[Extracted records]
[Start of section]

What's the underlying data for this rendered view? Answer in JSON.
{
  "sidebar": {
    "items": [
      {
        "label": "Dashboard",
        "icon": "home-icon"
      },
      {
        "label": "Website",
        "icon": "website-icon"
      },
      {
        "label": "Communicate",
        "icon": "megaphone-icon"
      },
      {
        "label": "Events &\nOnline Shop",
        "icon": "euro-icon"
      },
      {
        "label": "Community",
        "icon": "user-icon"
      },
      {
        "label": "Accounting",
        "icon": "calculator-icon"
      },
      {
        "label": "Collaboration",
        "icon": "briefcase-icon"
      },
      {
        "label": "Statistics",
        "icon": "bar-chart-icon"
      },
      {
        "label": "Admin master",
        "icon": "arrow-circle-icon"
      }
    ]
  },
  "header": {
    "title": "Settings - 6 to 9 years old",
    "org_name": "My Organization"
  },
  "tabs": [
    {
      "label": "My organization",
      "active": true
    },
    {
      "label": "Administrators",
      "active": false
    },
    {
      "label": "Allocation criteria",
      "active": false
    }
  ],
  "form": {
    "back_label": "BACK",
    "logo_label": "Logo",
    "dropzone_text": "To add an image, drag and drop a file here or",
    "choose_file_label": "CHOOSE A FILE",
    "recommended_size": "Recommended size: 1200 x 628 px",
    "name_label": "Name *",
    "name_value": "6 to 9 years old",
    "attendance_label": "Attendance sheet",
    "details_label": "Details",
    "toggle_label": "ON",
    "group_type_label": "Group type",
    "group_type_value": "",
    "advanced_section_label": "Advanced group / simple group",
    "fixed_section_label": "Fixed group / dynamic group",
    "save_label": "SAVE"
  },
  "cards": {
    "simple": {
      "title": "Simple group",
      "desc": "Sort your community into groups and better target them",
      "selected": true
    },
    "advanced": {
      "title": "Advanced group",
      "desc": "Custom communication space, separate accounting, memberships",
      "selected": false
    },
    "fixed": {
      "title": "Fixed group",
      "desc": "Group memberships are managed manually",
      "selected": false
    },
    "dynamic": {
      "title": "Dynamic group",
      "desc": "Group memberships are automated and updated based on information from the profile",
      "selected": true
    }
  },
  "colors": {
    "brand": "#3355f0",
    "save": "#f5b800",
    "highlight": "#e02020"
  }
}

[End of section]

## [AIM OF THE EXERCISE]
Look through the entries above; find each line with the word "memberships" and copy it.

## [YOUR SOLUTION]
      "desc": "Custom communication space, separate accounting, memberships",
      "desc": "Group memberships are managed manually",
      "desc": "Group memberships are automated and updated based on information from the profile",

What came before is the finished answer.